Check every line of the material for the word "name". Copy those that have it.

• DATASET CONTENT:
[Start of section]

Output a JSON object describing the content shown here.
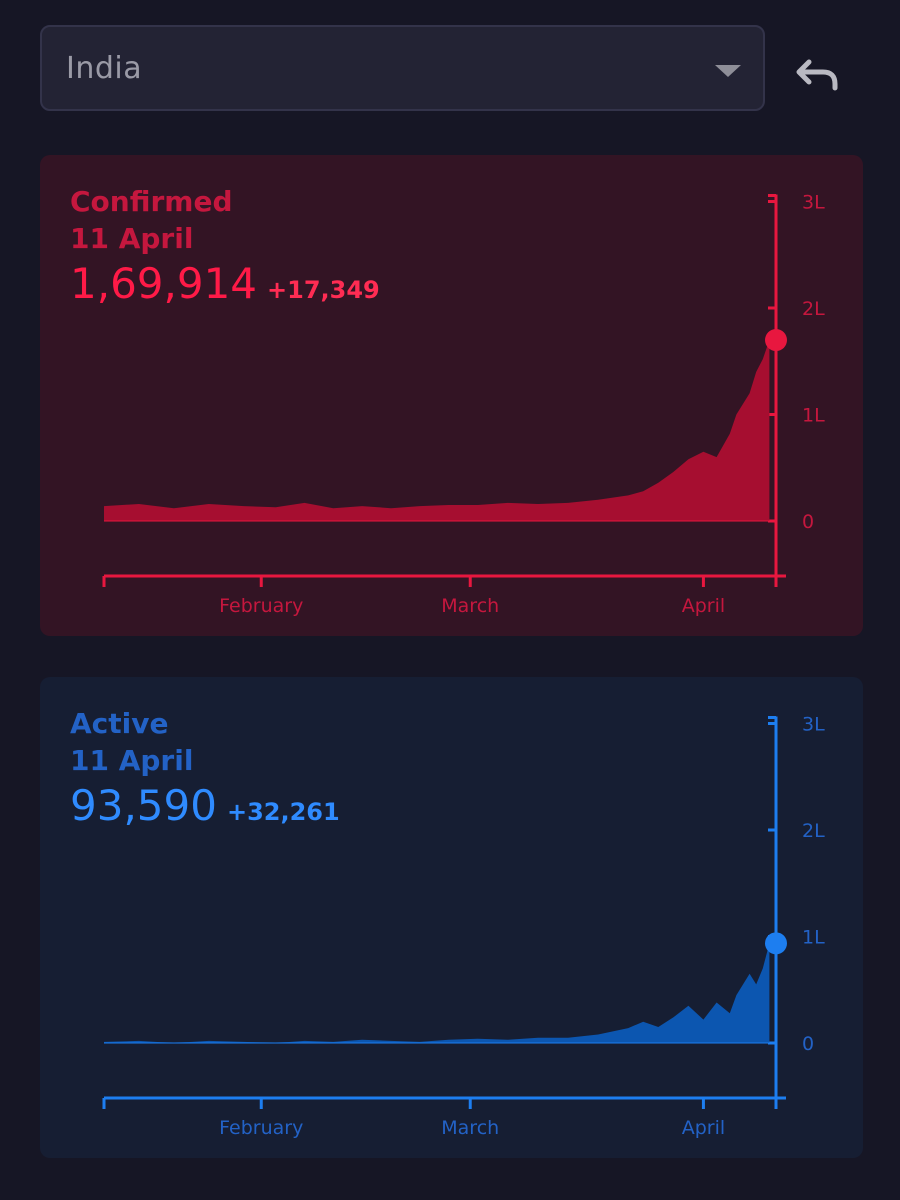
{
  "header": {
    "country_select": {
      "value": "India"
    },
    "back_icon": "reply-arrow-icon"
  },
  "cards": [
    {
      "key": "confirmed",
      "title": "Confirmed",
      "date": "11 April",
      "value": "1,69,914",
      "delta": "+17,349"
    },
    {
      "key": "active",
      "title": "Active",
      "date": "11 April",
      "value": "93,590",
      "delta": "+32,261"
    }
  ],
  "colors": {
    "background": "#161625",
    "confirmed_stroke": "#e8173f",
    "confirmed_fill": "#a60e30",
    "confirmed_label": "#c5173e",
    "active_stroke": "#1d7ef0",
    "active_fill": "#0c56b0",
    "active_label": "#2362c6"
  },
  "chart_data": [
    {
      "type": "area",
      "series": [
        {
          "name": "Confirmed",
          "x": [
            "14 Jan",
            "18 Jan",
            "22 Jan",
            "26 Jan",
            "30 Jan",
            "3 Feb",
            "7 Feb",
            "11 Feb",
            "15 Feb",
            "19 Feb",
            "23 Feb",
            "27 Feb",
            "2 Mar",
            "6 Mar",
            "10 Mar",
            "14 Mar",
            "18 Mar",
            "22 Mar",
            "24 Mar",
            "26 Mar",
            "28 Mar",
            "30 Mar",
            "1 Apr",
            "3 Apr",
            "5 Apr",
            "6 Apr",
            "8 Apr",
            "9 Apr",
            "10 Apr",
            "11 Apr"
          ],
          "values": [
            14000,
            16000,
            12000,
            16000,
            14000,
            13000,
            17000,
            12000,
            14000,
            12000,
            14000,
            15000,
            15000,
            17000,
            16000,
            17000,
            20000,
            24000,
            28000,
            36000,
            46000,
            58000,
            65000,
            60000,
            82000,
            100000,
            120000,
            140000,
            152000,
            169914
          ]
        }
      ],
      "x_ticks": [
        "February",
        "March",
        "April"
      ],
      "y_ticks": [
        "0",
        "1L",
        "2L",
        "3L"
      ],
      "ylim": [
        -50000,
        300000
      ],
      "highlight": {
        "x": "11 April",
        "value": 169914
      }
    },
    {
      "type": "area",
      "series": [
        {
          "name": "Active",
          "x": [
            "14 Jan",
            "18 Jan",
            "22 Jan",
            "26 Jan",
            "30 Jan",
            "3 Feb",
            "7 Feb",
            "11 Feb",
            "15 Feb",
            "19 Feb",
            "23 Feb",
            "27 Feb",
            "2 Mar",
            "6 Mar",
            "10 Mar",
            "14 Mar",
            "18 Mar",
            "22 Mar",
            "24 Mar",
            "26 Mar",
            "28 Mar",
            "30 Mar",
            "1 Apr",
            "3 Apr",
            "5 Apr",
            "6 Apr",
            "8 Apr",
            "9 Apr",
            "10 Apr",
            "11 Apr"
          ],
          "values": [
            1000,
            2000,
            0,
            2000,
            1000,
            0,
            2000,
            1000,
            3000,
            2000,
            1000,
            3000,
            4000,
            3000,
            5000,
            5000,
            8000,
            14000,
            20000,
            15000,
            24000,
            35000,
            22000,
            38000,
            28000,
            45000,
            65000,
            55000,
            70000,
            93590
          ]
        }
      ],
      "x_ticks": [
        "February",
        "March",
        "April"
      ],
      "y_ticks": [
        "0",
        "1L",
        "2L",
        "3L"
      ],
      "ylim": [
        -50000,
        300000
      ],
      "highlight": {
        "x": "11 April",
        "value": 93590
      }
    }
  ]
}
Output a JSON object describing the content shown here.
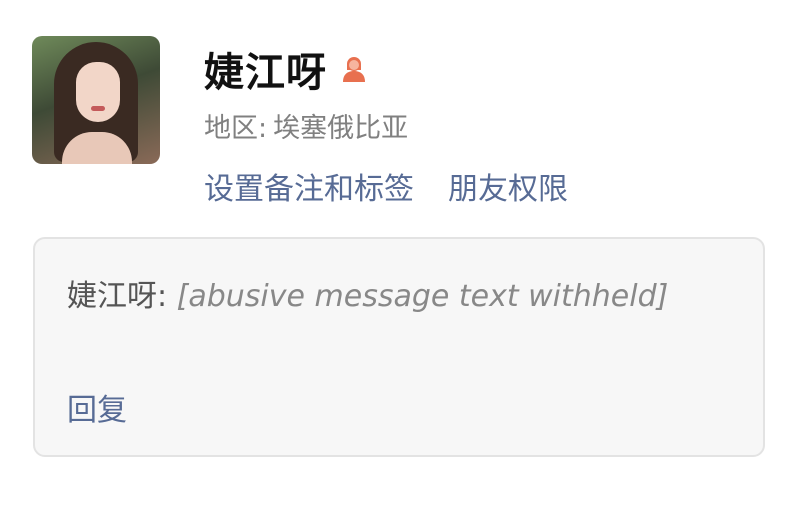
{
  "profile": {
    "name": "婕江呀",
    "gender_icon": "female-person-icon",
    "gender_icon_color": "#e8704f",
    "region_label": "地区:",
    "region_value": "埃塞俄比亚"
  },
  "links": {
    "remark_label": "设置备注和标签",
    "permission_label": "朋友权限"
  },
  "message": {
    "sender_prefix": "婕江呀:",
    "body": "[abusive message text withheld]"
  },
  "reply_label": "回复",
  "colors": {
    "link": "#576b95",
    "card_bg": "#f7f7f7"
  }
}
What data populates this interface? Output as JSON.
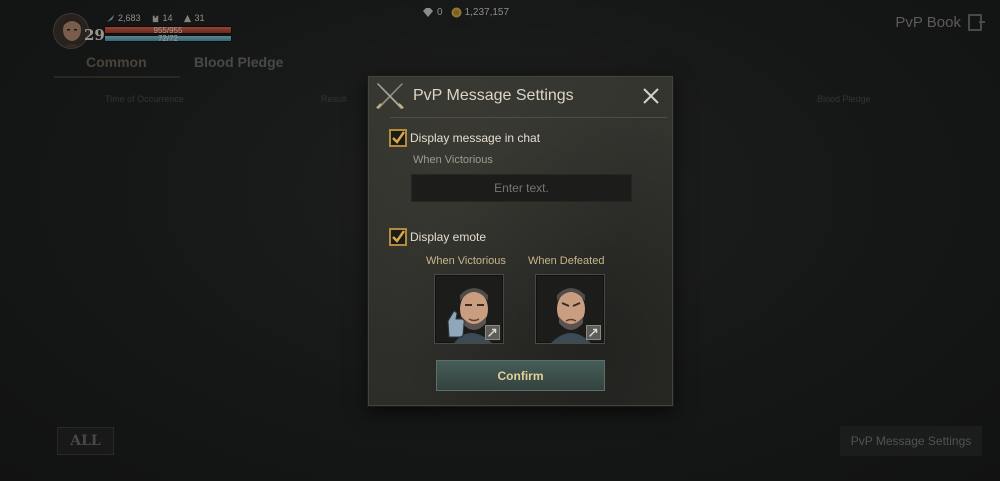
{
  "player": {
    "level": "29",
    "stat1": "2,683",
    "stat2": "14",
    "stat3": "31",
    "hp_text": "955/955",
    "mp_text": "72/72",
    "hp_fraction": 1.0,
    "mp_fraction": 1.0
  },
  "currency": {
    "diamonds": "0",
    "adena": "1,237,157"
  },
  "header": {
    "pvp_book_label": "PvP Book"
  },
  "tabs": [
    {
      "label": "Common"
    },
    {
      "label": "Blood Pledge"
    }
  ],
  "columns": {
    "time": "Time of Occurrence",
    "result": "Result",
    "pledge": "Blood Pledge"
  },
  "bottom": {
    "all_label": "ALL",
    "settings_label": "PvP Message Settings"
  },
  "modal": {
    "title": "PvP Message Settings",
    "chat_checkbox_label": "Display message in chat",
    "chat_checked": true,
    "when_victorious_label": "When Victorious",
    "message_placeholder": "Enter text.",
    "message_value": "",
    "emote_checkbox_label": "Display emote",
    "emote_checked": true,
    "emote_victorious_label": "When Victorious",
    "emote_defeated_label": "When Defeated",
    "confirm_label": "Confirm"
  },
  "colors": {
    "accent_gold": "#b48b3b",
    "confirm_bg": "#465c58",
    "hp_red": "#d8654d",
    "mp_blue": "#8bc9d8"
  }
}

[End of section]

• ANSWER TO THE EXERCISE:
          "name": "Confirmed",
          "name": "Active",
    "name": "婕江呀",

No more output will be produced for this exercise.